• **EXERCISE AIM**
In the answer, every entry must appear exactly as given.

Top of MATERIAL SUPPLIED

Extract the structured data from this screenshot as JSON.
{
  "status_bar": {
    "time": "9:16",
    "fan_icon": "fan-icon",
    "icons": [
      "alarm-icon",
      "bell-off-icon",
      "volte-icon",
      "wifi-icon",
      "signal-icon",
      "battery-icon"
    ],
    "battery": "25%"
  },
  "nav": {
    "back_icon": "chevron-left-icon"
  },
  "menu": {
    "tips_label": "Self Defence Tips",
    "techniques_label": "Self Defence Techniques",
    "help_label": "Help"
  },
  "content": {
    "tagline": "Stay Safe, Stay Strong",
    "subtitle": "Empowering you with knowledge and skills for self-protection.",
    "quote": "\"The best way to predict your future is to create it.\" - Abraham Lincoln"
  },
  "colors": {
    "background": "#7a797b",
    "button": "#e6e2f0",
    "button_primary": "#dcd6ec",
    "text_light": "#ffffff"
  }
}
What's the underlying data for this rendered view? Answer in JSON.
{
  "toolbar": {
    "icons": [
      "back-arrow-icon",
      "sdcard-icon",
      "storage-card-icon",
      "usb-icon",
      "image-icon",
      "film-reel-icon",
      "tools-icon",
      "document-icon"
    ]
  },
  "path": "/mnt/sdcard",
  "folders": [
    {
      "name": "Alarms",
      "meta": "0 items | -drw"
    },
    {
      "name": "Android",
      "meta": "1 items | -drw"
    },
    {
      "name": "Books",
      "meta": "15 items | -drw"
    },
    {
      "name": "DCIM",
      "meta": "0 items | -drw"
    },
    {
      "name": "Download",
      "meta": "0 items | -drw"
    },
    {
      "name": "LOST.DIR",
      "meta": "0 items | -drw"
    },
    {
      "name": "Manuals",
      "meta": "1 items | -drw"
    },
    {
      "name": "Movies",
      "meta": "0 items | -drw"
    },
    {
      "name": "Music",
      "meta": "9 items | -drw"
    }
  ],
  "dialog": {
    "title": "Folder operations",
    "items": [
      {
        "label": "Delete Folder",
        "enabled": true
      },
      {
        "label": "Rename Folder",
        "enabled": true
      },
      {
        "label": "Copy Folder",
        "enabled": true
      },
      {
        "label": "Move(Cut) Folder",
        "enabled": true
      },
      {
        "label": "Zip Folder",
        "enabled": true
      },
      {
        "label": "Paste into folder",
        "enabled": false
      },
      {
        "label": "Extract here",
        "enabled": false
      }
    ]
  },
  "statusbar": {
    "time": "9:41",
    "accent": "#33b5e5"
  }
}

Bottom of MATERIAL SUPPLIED

• **ANSWER BELOW**
Extract the structured data from this screenshot as JSON.
{
  "status_bar": {
    "time": "9:16",
    "fan_icon": "fan-icon",
    "icons": [
      "alarm-icon",
      "bell-off-icon",
      "volte-icon",
      "wifi-icon",
      "signal-icon",
      "battery-icon"
    ],
    "battery": "25%"
  },
  "nav": {
    "back_icon": "chevron-left-icon"
  },
  "menu": {
    "tips_label": "Self Defence Tips",
    "techniques_label": "Self Defence Techniques",
    "help_label": "Help"
  },
  "content": {
    "tagline": "Stay Safe, Stay Strong",
    "subtitle": "Empowering you with knowledge and skills for self-protection.",
    "quote": "\"The best way to predict your future is to create it.\" - Abraham Lincoln"
  },
  "colors": {
    "background": "#7a797b",
    "button": "#e6e2f0",
    "button_primary": "#dcd6ec",
    "text_light": "#ffffff"
  }
}
What's the underlying data for this rendered view? Answer in JSON.
{
  "toolbar": {
    "icons": [
      "back-arrow-icon",
      "sdcard-icon",
      "storage-card-icon",
      "usb-icon",
      "image-icon",
      "film-reel-icon",
      "tools-icon",
      "document-icon"
    ]
  },
  "path": "/mnt/sdcard",
  "folders": [
    {
      "name": "Alarms",
      "meta": "0 items | -drw"
    },
    {
      "name": "Android",
      "meta": "1 items | -drw"
    },
    {
      "name": "Books",
      "meta": "15 items | -drw"
    },
    {
      "name": "DCIM",
      "meta": "0 items | -drw"
    },
    {
      "name": "Download",
      "meta": "0 items | -drw"
    },
    {
      "name": "LOST.DIR",
      "meta": "0 items | -drw"
    },
    {
      "name": "Manuals",
      "meta": "1 items | -drw"
    },
    {
      "name": "Movies",
      "meta": "0 items | -drw"
    },
    {
      "name": "Music",
      "meta": "9 items | -drw"
    }
  ],
  "dialog": {
    "title": "Folder operations",
    "items": [
      {
        "label": "Delete Folder",
        "enabled": true
      },
      {
        "label": "Rename Folder",
        "enabled": true
      },
      {
        "label": "Copy Folder",
        "enabled": true
      },
      {
        "label": "Move(Cut) Folder",
        "enabled": true
      },
      {
        "label": "Zip Folder",
        "enabled": true
      },
      {
        "label": "Paste into folder",
        "enabled": false
      },
      {
        "label": "Extract here",
        "enabled": false
      }
    ]
  },
  "statusbar": {
    "time": "9:41",
    "accent": "#33b5e5"
  }
}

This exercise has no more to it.